Task statement: Scan the listing below for "name", then report every line that has it.

++++++++++++++++++++

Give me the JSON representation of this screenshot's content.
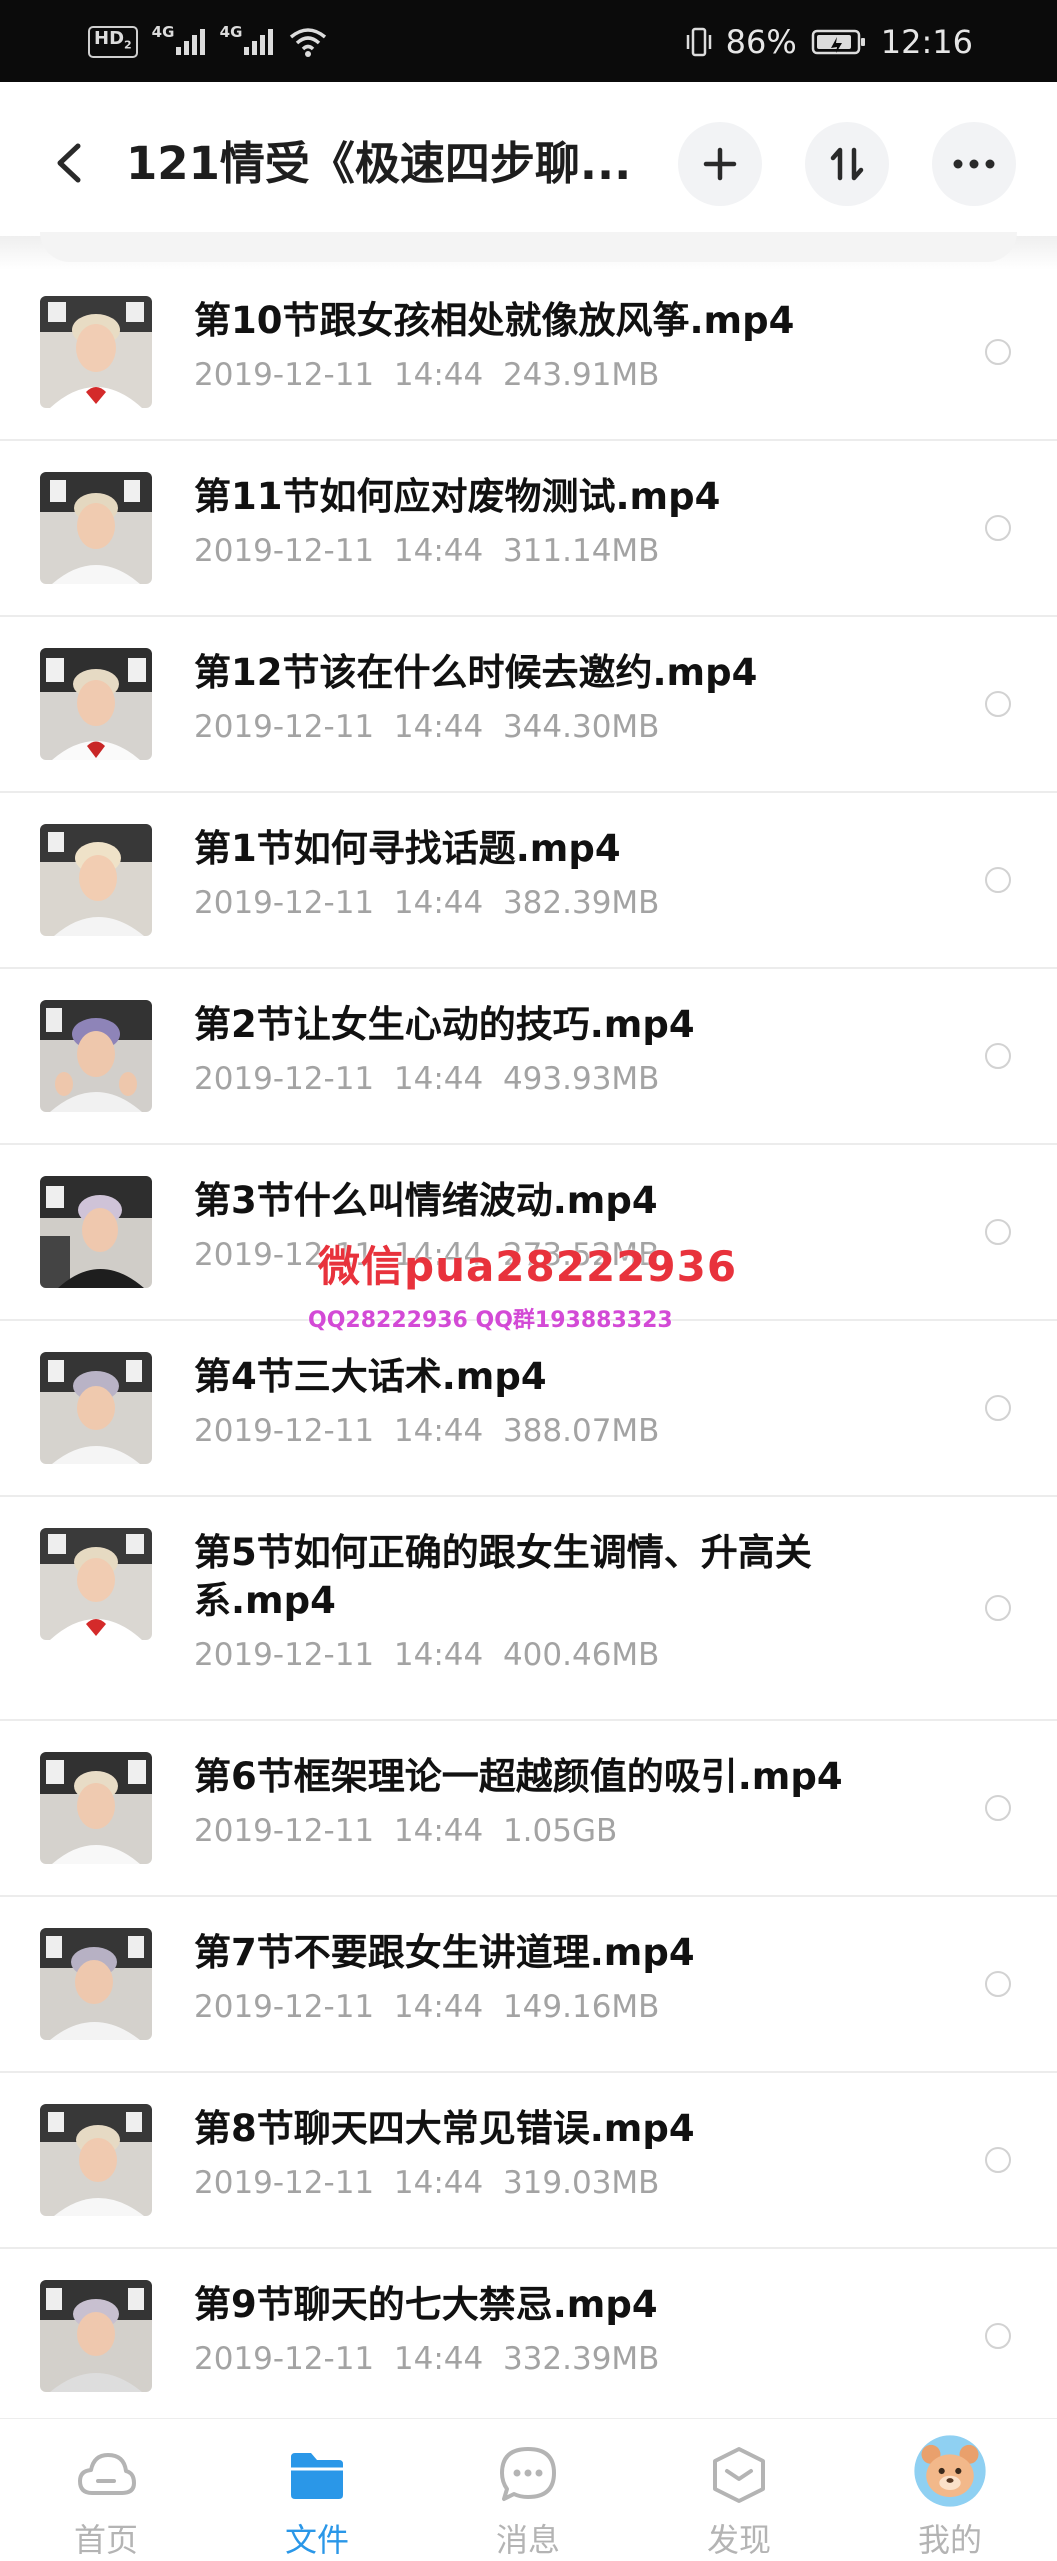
{
  "status_bar": {
    "network_badge": "HD",
    "network_badge_sub": "2",
    "signal1_label": "4G",
    "signal2_label": "4G",
    "battery_percent": "86%",
    "time": "12:16"
  },
  "header": {
    "title": "121情受《极速四步聊...",
    "back_icon": "chevron-left-icon",
    "add_icon": "plus-icon",
    "sort_icon": "sort-icon",
    "more_icon": "more-dots-icon"
  },
  "files": [
    {
      "name": "第10节跟女孩相处就像放风筝.mp4",
      "date": "2019-12-11",
      "time": "14:44",
      "size": "243.91MB"
    },
    {
      "name": "第11节如何应对废物测试.mp4",
      "date": "2019-12-11",
      "time": "14:44",
      "size": "311.14MB"
    },
    {
      "name": "第12节该在什么时候去邀约.mp4",
      "date": "2019-12-11",
      "time": "14:44",
      "size": "344.30MB"
    },
    {
      "name": "第1节如何寻找话题.mp4",
      "date": "2019-12-11",
      "time": "14:44",
      "size": "382.39MB"
    },
    {
      "name": "第2节让女生心动的技巧.mp4",
      "date": "2019-12-11",
      "time": "14:44",
      "size": "493.93MB"
    },
    {
      "name": "第3节什么叫情绪波动.mp4",
      "date": "2019-12-11",
      "time": "14:44",
      "size": "273.52MB"
    },
    {
      "name": "第4节三大话术.mp4",
      "date": "2019-12-11",
      "time": "14:44",
      "size": "388.07MB"
    },
    {
      "name": "第5节如何正确的跟女生调情、升高关系.mp4",
      "date": "2019-12-11",
      "time": "14:44",
      "size": "400.46MB"
    },
    {
      "name": "第6节框架理论一超越颜值的吸引.mp4",
      "date": "2019-12-11",
      "time": "14:44",
      "size": "1.05GB"
    },
    {
      "name": "第7节不要跟女生讲道理.mp4",
      "date": "2019-12-11",
      "time": "14:44",
      "size": "149.16MB"
    },
    {
      "name": "第8节聊天四大常见错误.mp4",
      "date": "2019-12-11",
      "time": "14:44",
      "size": "319.03MB"
    },
    {
      "name": "第9节聊天的七大禁忌.mp4",
      "date": "2019-12-11",
      "time": "14:44",
      "size": "332.39MB"
    }
  ],
  "watermark": {
    "line1": "微信pua28222936",
    "line2": "QQ28222936 QQ群193883323"
  },
  "bottom_nav": {
    "tabs": [
      {
        "label": "首页",
        "icon": "cloud-icon"
      },
      {
        "label": "文件",
        "icon": "folder-icon"
      },
      {
        "label": "消息",
        "icon": "chat-icon"
      },
      {
        "label": "发现",
        "icon": "discover-icon"
      },
      {
        "label": "我的",
        "icon": "avatar-icon"
      }
    ],
    "active_color": "#2a97e8",
    "inactive_color": "#b4b4b4"
  }
}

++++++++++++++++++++

Expected answer:
      "name": "第10节跟女孩相处就像放风筝.mp4",
      "name": "第11节如何应对废物测试.mp4",
      "name": "第12节该在什么时候去邀约.mp4",
      "name": "第1节如何寻找话题.mp4",
      "name": "第2节让女生心动的技巧.mp4",
      "name": "第3节什么叫情绪波动.mp4",
      "name": "第4节三大话术.mp4",
      "name": "第5节如何正确的跟女生调情、升高关系.mp4",
      "name": "第6节框架理论一超越颜值的吸引.mp4",
      "name": "第7节不要跟女生讲道理.mp4",
      "name": "第8节聊天四大常见错误.mp4",
      "name": "第9节聊天的七大禁忌.mp4",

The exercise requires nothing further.